**Work request:** The listing should be printed again without a single change.

_ _ _ _ _

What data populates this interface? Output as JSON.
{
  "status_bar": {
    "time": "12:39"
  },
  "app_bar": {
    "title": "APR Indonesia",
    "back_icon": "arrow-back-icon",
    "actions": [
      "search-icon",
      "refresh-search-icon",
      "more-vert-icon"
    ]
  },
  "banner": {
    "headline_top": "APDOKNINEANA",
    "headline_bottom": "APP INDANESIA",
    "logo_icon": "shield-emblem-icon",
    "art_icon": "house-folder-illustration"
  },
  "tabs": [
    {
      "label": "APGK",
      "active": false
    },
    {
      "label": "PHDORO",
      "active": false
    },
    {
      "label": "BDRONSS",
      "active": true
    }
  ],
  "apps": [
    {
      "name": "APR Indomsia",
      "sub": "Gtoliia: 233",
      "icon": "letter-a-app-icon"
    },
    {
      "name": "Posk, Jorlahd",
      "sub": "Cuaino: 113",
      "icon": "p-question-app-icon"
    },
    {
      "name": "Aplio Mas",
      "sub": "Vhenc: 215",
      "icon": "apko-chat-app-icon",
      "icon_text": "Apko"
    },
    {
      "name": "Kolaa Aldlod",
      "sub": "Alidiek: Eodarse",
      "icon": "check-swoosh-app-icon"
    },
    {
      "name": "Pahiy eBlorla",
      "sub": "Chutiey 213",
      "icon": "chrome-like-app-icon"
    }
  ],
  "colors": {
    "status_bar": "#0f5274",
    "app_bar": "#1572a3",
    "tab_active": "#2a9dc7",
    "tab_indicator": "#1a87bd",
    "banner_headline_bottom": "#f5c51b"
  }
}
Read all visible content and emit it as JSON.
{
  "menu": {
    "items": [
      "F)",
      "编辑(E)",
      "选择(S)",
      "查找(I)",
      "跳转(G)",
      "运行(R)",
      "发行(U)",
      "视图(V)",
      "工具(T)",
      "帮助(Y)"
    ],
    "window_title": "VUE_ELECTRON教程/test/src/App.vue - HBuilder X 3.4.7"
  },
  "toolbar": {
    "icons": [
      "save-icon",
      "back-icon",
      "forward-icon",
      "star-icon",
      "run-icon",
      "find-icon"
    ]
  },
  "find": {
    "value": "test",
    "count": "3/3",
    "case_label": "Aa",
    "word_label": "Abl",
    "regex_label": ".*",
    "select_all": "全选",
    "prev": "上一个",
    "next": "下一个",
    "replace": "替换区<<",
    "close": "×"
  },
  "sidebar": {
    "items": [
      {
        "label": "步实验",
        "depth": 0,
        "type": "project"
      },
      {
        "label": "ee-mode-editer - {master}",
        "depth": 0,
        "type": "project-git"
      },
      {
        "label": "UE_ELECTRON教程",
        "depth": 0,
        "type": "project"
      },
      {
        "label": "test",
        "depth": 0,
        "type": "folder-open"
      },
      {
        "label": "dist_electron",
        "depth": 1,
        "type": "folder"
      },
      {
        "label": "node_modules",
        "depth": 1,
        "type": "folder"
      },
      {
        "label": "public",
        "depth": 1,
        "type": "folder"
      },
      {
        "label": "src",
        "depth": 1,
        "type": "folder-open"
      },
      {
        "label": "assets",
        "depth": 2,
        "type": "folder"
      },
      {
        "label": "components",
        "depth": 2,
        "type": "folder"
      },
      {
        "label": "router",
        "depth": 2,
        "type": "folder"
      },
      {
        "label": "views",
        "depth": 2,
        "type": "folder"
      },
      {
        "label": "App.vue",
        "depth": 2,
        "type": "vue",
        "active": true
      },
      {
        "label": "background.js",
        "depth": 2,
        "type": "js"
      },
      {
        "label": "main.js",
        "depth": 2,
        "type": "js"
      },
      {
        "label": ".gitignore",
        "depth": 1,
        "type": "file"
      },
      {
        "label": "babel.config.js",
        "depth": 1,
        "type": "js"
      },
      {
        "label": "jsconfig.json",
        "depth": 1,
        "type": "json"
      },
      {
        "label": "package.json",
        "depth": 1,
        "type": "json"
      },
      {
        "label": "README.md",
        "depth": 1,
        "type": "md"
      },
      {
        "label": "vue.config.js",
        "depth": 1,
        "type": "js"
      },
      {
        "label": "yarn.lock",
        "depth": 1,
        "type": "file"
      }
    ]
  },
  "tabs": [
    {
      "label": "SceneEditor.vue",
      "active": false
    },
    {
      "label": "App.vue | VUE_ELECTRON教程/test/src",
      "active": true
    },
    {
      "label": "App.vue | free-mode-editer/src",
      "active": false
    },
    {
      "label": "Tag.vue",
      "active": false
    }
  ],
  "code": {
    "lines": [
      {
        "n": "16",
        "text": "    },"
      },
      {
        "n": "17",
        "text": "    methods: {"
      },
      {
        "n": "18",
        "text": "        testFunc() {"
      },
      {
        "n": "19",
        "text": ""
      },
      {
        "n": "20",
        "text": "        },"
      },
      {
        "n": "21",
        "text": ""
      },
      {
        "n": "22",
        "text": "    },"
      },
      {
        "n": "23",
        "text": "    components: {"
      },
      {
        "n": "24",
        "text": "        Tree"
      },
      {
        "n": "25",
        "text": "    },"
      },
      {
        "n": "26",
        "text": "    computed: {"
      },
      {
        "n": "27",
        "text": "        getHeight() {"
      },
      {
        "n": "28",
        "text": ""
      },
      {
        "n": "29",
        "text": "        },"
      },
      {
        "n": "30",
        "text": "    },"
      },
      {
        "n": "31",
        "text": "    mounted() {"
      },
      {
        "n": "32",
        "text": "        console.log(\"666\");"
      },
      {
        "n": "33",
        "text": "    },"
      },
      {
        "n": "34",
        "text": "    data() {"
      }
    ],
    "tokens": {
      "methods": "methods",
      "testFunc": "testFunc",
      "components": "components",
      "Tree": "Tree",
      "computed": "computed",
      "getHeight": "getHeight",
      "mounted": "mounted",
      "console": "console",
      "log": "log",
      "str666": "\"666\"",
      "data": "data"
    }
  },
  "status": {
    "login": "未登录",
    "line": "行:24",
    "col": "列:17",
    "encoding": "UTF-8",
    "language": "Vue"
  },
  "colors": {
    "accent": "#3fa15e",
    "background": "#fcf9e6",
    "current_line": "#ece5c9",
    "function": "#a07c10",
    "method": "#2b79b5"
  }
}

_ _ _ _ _

**Exercise response:**
What data populates this interface? Output as JSON.
{
  "status_bar": {
    "time": "12:39"
  },
  "app_bar": {
    "title": "APR Indonesia",
    "back_icon": "arrow-back-icon",
    "actions": [
      "search-icon",
      "refresh-search-icon",
      "more-vert-icon"
    ]
  },
  "banner": {
    "headline_top": "APDOKNINEANA",
    "headline_bottom": "APP INDANESIA",
    "logo_icon": "shield-emblem-icon",
    "art_icon": "house-folder-illustration"
  },
  "tabs": [
    {
      "label": "APGK",
      "active": false
    },
    {
      "label": "PHDORO",
      "active": false
    },
    {
      "label": "BDRONSS",
      "active": true
    }
  ],
  "apps": [
    {
      "name": "APR Indomsia",
      "sub": "Gtoliia: 233",
      "icon": "letter-a-app-icon"
    },
    {
      "name": "Posk, Jorlahd",
      "sub": "Cuaino: 113",
      "icon": "p-question-app-icon"
    },
    {
      "name": "Aplio Mas",
      "sub": "Vhenc: 215",
      "icon": "apko-chat-app-icon",
      "icon_text": "Apko"
    },
    {
      "name": "Kolaa Aldlod",
      "sub": "Alidiek: Eodarse",
      "icon": "check-swoosh-app-icon"
    },
    {
      "name": "Pahiy eBlorla",
      "sub": "Chutiey 213",
      "icon": "chrome-like-app-icon"
    }
  ],
  "colors": {
    "status_bar": "#0f5274",
    "app_bar": "#1572a3",
    "tab_active": "#2a9dc7",
    "tab_indicator": "#1a87bd",
    "banner_headline_bottom": "#f5c51b"
  }
}
Read all visible content and emit it as JSON.
{
  "menu": {
    "items": [
      "F)",
      "编辑(E)",
      "选择(S)",
      "查找(I)",
      "跳转(G)",
      "运行(R)",
      "发行(U)",
      "视图(V)",
      "工具(T)",
      "帮助(Y)"
    ],
    "window_title": "VUE_ELECTRON教程/test/src/App.vue - HBuilder X 3.4.7"
  },
  "toolbar": {
    "icons": [
      "save-icon",
      "back-icon",
      "forward-icon",
      "star-icon",
      "run-icon",
      "find-icon"
    ]
  },
  "find": {
    "value": "test",
    "count": "3/3",
    "case_label": "Aa",
    "word_label": "Abl",
    "regex_label": ".*",
    "select_all": "全选",
    "prev": "上一个",
    "next": "下一个",
    "replace": "替换区<<",
    "close": "×"
  },
  "sidebar": {
    "items": [
      {
        "label": "步实验",
        "depth": 0,
        "type": "project"
      },
      {
        "label": "ee-mode-editer - {master}",
        "depth": 0,
        "type": "project-git"
      },
      {
        "label": "UE_ELECTRON教程",
        "depth": 0,
        "type": "project"
      },
      {
        "label": "test",
        "depth": 0,
        "type": "folder-open"
      },
      {
        "label": "dist_electron",
        "depth": 1,
        "type": "folder"
      },
      {
        "label": "node_modules",
        "depth": 1,
        "type": "folder"
      },
      {
        "label": "public",
        "depth": 1,
        "type": "folder"
      },
      {
        "label": "src",
        "depth": 1,
        "type": "folder-open"
      },
      {
        "label": "assets",
        "depth": 2,
        "type": "folder"
      },
      {
        "label": "components",
        "depth": 2,
        "type": "folder"
      },
      {
        "label": "router",
        "depth": 2,
        "type": "folder"
      },
      {
        "label": "views",
        "depth": 2,
        "type": "folder"
      },
      {
        "label": "App.vue",
        "depth": 2,
        "type": "vue",
        "active": true
      },
      {
        "label": "background.js",
        "depth": 2,
        "type": "js"
      },
      {
        "label": "main.js",
        "depth": 2,
        "type": "js"
      },
      {
        "label": ".gitignore",
        "depth": 1,
        "type": "file"
      },
      {
        "label": "babel.config.js",
        "depth": 1,
        "type": "js"
      },
      {
        "label": "jsconfig.json",
        "depth": 1,
        "type": "json"
      },
      {
        "label": "package.json",
        "depth": 1,
        "type": "json"
      },
      {
        "label": "README.md",
        "depth": 1,
        "type": "md"
      },
      {
        "label": "vue.config.js",
        "depth": 1,
        "type": "js"
      },
      {
        "label": "yarn.lock",
        "depth": 1,
        "type": "file"
      }
    ]
  },
  "tabs": [
    {
      "label": "SceneEditor.vue",
      "active": false
    },
    {
      "label": "App.vue | VUE_ELECTRON教程/test/src",
      "active": true
    },
    {
      "label": "App.vue | free-mode-editer/src",
      "active": false
    },
    {
      "label": "Tag.vue",
      "active": false
    }
  ],
  "code": {
    "lines": [
      {
        "n": "16",
        "text": "    },"
      },
      {
        "n": "17",
        "text": "    methods: {"
      },
      {
        "n": "18",
        "text": "        testFunc() {"
      },
      {
        "n": "19",
        "text": ""
      },
      {
        "n": "20",
        "text": "        },"
      },
      {
        "n": "21",
        "text": ""
      },
      {
        "n": "22",
        "text": "    },"
      },
      {
        "n": "23",
        "text": "    components: {"
      },
      {
        "n": "24",
        "text": "        Tree"
      },
      {
        "n": "25",
        "text": "    },"
      },
      {
        "n": "26",
        "text": "    computed: {"
      },
      {
        "n": "27",
        "text": "        getHeight() {"
      },
      {
        "n": "28",
        "text": ""
      },
      {
        "n": "29",
        "text": "        },"
      },
      {
        "n": "30",
        "text": "    },"
      },
      {
        "n": "31",
        "text": "    mounted() {"
      },
      {
        "n": "32",
        "text": "        console.log(\"666\");"
      },
      {
        "n": "33",
        "text": "    },"
      },
      {
        "n": "34",
        "text": "    data() {"
      }
    ],
    "tokens": {
      "methods": "methods",
      "testFunc": "testFunc",
      "components": "components",
      "Tree": "Tree",
      "computed": "computed",
      "getHeight": "getHeight",
      "mounted": "mounted",
      "console": "console",
      "log": "log",
      "str666": "\"666\"",
      "data": "data"
    }
  },
  "status": {
    "login": "未登录",
    "line": "行:24",
    "col": "列:17",
    "encoding": "UTF-8",
    "language": "Vue"
  },
  "colors": {
    "accent": "#3fa15e",
    "background": "#fcf9e6",
    "current_line": "#ece5c9",
    "function": "#a07c10",
    "method": "#2b79b5"
  }
}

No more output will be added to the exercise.